Aim of the exercise:
Your output should be every line below, copied exactly.
--- Source data Enclosed Below ---
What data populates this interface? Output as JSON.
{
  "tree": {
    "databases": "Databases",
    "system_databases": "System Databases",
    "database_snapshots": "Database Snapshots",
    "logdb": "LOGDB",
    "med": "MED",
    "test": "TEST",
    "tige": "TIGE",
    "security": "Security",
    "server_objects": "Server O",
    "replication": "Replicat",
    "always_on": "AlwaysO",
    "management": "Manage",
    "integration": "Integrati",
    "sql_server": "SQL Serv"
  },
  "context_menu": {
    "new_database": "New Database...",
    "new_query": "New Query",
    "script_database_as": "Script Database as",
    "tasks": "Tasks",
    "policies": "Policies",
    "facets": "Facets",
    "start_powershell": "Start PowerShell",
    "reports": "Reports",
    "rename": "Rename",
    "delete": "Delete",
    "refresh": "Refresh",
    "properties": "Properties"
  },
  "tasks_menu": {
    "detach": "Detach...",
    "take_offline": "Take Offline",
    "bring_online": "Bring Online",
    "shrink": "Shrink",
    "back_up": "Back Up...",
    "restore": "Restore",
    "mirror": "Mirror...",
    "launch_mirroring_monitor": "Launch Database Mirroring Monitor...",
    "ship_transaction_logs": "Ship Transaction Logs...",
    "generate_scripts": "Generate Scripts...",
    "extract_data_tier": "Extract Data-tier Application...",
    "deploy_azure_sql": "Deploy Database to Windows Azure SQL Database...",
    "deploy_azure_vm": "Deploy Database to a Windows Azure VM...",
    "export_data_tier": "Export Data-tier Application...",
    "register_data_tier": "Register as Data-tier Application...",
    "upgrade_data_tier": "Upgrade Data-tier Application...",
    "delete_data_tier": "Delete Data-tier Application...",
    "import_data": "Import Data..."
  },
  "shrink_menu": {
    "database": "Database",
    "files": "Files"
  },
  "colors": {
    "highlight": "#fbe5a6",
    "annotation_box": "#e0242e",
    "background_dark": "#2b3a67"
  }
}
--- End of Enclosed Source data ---
Task solution:
What data populates this interface? Output as JSON.
{
  "tree": {
    "databases": "Databases",
    "system_databases": "System Databases",
    "database_snapshots": "Database Snapshots",
    "logdb": "LOGDB",
    "med": "MED",
    "test": "TEST",
    "tige": "TIGE",
    "security": "Security",
    "server_objects": "Server O",
    "replication": "Replicat",
    "always_on": "AlwaysO",
    "management": "Manage",
    "integration": "Integrati",
    "sql_server": "SQL Serv"
  },
  "context_menu": {
    "new_database": "New Database...",
    "new_query": "New Query",
    "script_database_as": "Script Database as",
    "tasks": "Tasks",
    "policies": "Policies",
    "facets": "Facets",
    "start_powershell": "Start PowerShell",
    "reports": "Reports",
    "rename": "Rename",
    "delete": "Delete",
    "refresh": "Refresh",
    "properties": "Properties"
  },
  "tasks_menu": {
    "detach": "Detach...",
    "take_offline": "Take Offline",
    "bring_online": "Bring Online",
    "shrink": "Shrink",
    "back_up": "Back Up...",
    "restore": "Restore",
    "mirror": "Mirror...",
    "launch_mirroring_monitor": "Launch Database Mirroring Monitor...",
    "ship_transaction_logs": "Ship Transaction Logs...",
    "generate_scripts": "Generate Scripts...",
    "extract_data_tier": "Extract Data-tier Application...",
    "deploy_azure_sql": "Deploy Database to Windows Azure SQL Database...",
    "deploy_azure_vm": "Deploy Database to a Windows Azure VM...",
    "export_data_tier": "Export Data-tier Application...",
    "register_data_tier": "Register as Data-tier Application...",
    "upgrade_data_tier": "Upgrade Data-tier Application...",
    "delete_data_tier": "Delete Data-tier Application...",
    "import_data": "Import Data..."
  },
  "shrink_menu": {
    "database": "Database",
    "files": "Files"
  },
  "colors": {
    "highlight": "#fbe5a6",
    "annotation_box": "#e0242e",
    "background_dark": "#2b3a67"
  }
}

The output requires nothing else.